But conflicting information on the benefits and risks of alcohol makes it difficult for consumers to understand how they should balance their consumption, says Chandini Portteus, vice president of research, evaluation, and scientific programs for Susan G. Komen for the Cure.
“I think it’s confusing for an everyday consumer,” says Portteus. “What we need to know more about is what the threshold is — if there is a safe limit on alcohol consumption. We don’t really understand if there is a threshold or if any alcohol consumption is a concern.”
The important thing for consumers is to look at all the information available and make an educated decision on what’s best for them based on all of the research, Portteus says: “We can’t look at one study in isolation from the rest."
But Nelson thinks the purported benefits of alcohol consumption are overrated when compared to the risks. “Even if you took into account all the potential benefits of alcohol,” he says, “it causes 10 times as many deaths as it prevents worldwide.”
However, notes Jernigan, most people don’t want to hear that going to the bar after work could be setting you up for cancer down the line.
“The message that alcohol could be good for you resonates so much more pleasantly than the message that alcohol can kill you,” he says. “We are deeply ambivalent about alcohol because we want to enjoy it and not think about its health effects.”
The most important thing, Nelson believes, is to make people understand that alcohol is a carcinogen.
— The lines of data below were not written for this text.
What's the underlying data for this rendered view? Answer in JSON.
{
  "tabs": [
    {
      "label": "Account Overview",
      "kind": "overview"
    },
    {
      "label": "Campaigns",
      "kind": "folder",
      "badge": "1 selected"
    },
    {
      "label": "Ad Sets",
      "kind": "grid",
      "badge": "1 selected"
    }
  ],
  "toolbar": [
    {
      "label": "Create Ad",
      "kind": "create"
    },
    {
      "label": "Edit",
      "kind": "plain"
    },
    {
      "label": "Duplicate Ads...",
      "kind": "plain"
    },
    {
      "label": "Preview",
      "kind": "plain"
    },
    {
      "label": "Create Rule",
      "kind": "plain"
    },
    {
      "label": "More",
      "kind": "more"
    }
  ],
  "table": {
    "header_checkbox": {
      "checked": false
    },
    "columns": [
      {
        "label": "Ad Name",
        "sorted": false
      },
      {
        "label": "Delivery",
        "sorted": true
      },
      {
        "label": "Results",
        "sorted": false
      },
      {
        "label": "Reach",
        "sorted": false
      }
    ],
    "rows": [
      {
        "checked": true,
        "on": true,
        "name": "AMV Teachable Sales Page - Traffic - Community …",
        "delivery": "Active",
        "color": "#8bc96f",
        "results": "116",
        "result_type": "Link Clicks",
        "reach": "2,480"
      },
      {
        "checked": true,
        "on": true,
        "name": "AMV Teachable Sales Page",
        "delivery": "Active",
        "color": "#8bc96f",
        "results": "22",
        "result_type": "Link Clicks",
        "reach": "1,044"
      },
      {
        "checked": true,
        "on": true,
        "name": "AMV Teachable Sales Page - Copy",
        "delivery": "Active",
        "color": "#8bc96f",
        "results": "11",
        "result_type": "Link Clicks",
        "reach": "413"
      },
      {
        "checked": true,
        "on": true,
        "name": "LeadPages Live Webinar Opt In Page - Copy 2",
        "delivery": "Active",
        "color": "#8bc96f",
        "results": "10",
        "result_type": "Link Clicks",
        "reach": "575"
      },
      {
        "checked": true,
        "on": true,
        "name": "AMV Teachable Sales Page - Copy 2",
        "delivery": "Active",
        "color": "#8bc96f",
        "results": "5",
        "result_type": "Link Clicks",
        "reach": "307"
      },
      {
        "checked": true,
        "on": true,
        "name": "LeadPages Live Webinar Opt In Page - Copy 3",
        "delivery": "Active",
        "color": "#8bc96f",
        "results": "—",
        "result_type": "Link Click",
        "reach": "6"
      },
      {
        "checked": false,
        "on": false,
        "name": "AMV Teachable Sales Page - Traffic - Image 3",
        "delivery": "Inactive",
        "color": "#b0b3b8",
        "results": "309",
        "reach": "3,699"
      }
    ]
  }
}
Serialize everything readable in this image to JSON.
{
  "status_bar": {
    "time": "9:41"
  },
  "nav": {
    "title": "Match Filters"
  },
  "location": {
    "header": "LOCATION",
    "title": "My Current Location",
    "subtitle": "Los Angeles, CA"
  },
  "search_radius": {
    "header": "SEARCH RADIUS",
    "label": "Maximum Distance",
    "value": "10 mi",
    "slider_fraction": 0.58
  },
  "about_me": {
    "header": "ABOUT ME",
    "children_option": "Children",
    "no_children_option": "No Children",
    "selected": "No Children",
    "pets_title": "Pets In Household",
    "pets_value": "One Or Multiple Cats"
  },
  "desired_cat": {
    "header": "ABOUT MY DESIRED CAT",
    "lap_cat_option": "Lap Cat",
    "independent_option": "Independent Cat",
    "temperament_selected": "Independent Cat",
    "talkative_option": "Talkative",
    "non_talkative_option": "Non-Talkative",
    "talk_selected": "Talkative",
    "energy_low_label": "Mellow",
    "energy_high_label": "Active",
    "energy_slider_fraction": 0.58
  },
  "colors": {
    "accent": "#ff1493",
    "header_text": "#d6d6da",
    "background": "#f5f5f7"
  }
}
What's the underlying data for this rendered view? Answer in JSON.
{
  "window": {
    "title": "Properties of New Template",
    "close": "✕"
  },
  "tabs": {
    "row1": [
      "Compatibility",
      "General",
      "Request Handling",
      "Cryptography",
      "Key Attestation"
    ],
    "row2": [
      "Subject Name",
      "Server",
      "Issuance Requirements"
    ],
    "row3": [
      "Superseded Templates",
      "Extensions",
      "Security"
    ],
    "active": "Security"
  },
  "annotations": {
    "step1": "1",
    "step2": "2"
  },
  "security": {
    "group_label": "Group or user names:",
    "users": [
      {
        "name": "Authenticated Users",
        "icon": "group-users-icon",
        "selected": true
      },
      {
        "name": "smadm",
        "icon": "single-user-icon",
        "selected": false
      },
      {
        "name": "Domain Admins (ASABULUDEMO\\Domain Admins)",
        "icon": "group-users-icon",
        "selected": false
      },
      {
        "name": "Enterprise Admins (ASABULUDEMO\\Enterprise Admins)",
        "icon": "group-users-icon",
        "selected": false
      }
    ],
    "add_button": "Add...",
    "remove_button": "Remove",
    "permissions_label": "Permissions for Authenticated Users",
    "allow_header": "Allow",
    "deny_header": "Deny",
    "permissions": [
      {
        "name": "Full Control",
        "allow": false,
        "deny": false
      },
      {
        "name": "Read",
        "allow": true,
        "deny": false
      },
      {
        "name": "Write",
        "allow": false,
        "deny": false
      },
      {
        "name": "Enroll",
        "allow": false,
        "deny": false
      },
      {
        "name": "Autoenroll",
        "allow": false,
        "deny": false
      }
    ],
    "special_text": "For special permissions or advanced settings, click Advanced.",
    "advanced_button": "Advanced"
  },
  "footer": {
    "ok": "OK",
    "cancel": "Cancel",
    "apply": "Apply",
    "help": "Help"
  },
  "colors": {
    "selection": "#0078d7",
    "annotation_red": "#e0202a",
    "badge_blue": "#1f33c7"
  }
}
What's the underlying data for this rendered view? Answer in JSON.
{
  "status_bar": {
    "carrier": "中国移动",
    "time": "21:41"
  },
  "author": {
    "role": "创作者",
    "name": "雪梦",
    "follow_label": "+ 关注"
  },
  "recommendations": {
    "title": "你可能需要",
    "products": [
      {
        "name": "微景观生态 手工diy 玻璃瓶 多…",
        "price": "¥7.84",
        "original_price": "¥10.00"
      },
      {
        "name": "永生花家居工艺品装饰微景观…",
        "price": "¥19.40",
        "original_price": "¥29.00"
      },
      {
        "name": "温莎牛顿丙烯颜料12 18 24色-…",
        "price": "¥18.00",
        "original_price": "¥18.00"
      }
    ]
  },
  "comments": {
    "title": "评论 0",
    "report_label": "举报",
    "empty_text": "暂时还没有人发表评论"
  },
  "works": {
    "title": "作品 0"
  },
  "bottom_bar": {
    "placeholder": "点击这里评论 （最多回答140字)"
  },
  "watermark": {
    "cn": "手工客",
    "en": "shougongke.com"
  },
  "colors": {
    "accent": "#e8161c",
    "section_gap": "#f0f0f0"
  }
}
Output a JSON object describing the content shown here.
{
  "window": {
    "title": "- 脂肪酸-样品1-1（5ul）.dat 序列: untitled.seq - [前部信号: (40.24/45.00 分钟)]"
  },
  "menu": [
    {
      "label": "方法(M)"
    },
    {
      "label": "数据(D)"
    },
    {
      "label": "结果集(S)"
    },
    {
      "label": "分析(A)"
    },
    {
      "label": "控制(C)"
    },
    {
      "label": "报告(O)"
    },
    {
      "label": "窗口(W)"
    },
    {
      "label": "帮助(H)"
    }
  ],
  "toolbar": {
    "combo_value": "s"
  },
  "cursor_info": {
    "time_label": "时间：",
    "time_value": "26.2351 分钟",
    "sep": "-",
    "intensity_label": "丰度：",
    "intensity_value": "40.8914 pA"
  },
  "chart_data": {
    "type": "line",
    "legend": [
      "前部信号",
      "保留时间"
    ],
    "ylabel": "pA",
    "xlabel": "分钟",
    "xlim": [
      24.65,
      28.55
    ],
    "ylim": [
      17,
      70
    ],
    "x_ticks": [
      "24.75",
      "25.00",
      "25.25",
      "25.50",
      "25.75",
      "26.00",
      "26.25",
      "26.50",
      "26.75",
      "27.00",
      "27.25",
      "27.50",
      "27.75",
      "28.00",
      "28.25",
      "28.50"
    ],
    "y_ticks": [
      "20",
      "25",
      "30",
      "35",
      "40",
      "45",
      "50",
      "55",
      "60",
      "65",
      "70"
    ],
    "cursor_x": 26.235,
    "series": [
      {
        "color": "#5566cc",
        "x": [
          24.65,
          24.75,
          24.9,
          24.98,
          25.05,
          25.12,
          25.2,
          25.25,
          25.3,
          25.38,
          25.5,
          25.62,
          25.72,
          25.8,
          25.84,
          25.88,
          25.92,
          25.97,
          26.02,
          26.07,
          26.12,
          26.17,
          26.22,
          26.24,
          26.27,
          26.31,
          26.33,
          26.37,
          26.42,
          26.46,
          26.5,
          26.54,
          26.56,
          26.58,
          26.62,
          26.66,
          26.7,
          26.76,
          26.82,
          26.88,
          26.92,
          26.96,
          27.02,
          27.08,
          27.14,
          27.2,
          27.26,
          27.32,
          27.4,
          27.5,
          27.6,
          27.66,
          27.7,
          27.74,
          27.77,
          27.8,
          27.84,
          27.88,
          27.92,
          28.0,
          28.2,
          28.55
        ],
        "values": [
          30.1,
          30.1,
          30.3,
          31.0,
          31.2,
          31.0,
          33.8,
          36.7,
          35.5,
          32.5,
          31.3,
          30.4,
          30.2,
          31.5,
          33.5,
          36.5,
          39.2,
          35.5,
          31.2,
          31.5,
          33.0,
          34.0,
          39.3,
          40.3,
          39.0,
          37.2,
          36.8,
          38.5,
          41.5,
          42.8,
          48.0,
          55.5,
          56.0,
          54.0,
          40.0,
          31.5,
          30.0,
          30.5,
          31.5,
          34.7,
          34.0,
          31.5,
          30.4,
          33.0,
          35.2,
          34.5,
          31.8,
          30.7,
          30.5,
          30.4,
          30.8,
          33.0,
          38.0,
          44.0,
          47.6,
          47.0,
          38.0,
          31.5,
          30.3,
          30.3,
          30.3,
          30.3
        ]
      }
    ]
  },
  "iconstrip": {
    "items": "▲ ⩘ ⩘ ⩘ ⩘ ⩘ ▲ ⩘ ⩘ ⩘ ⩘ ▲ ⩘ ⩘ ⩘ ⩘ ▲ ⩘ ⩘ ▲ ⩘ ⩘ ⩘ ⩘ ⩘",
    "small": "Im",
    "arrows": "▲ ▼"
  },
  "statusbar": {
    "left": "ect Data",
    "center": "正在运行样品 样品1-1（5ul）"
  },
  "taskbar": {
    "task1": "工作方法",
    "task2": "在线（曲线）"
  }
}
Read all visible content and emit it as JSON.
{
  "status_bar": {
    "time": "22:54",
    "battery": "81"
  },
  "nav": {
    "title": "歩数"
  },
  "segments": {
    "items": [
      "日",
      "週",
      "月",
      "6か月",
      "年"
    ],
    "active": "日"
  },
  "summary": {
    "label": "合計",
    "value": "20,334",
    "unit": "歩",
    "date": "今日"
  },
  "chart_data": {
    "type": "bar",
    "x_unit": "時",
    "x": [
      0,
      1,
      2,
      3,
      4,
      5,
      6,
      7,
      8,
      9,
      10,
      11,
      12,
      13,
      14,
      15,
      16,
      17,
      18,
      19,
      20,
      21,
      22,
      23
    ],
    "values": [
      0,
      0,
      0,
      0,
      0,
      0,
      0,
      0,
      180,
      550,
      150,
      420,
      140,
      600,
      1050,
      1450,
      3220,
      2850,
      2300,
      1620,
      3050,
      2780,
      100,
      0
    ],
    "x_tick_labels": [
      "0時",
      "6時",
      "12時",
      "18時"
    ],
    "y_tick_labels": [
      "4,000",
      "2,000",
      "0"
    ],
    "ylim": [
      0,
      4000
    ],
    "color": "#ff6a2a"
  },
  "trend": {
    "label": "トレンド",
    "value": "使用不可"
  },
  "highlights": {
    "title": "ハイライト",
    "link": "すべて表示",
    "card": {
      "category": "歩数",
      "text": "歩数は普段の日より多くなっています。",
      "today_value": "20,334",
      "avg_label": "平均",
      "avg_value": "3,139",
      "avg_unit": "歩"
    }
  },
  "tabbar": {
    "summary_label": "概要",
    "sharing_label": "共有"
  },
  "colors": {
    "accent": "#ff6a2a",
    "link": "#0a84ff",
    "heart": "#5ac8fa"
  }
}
While it may be impossible to get people to stop drinking, making them aware of the dangers can help them make smarter decisions.
“We spend a lot of time talking about potential cancer-causing agents, but alcohol is missing from the discussion,” he says. “If people really want to reduce their cancer risk, one of the things they can do is avoid alcohol.”
"The Alcoholic-Cancer Link: Study Shows Even One Drink a Day Could Be Risky" originally appeared on Everyday Health.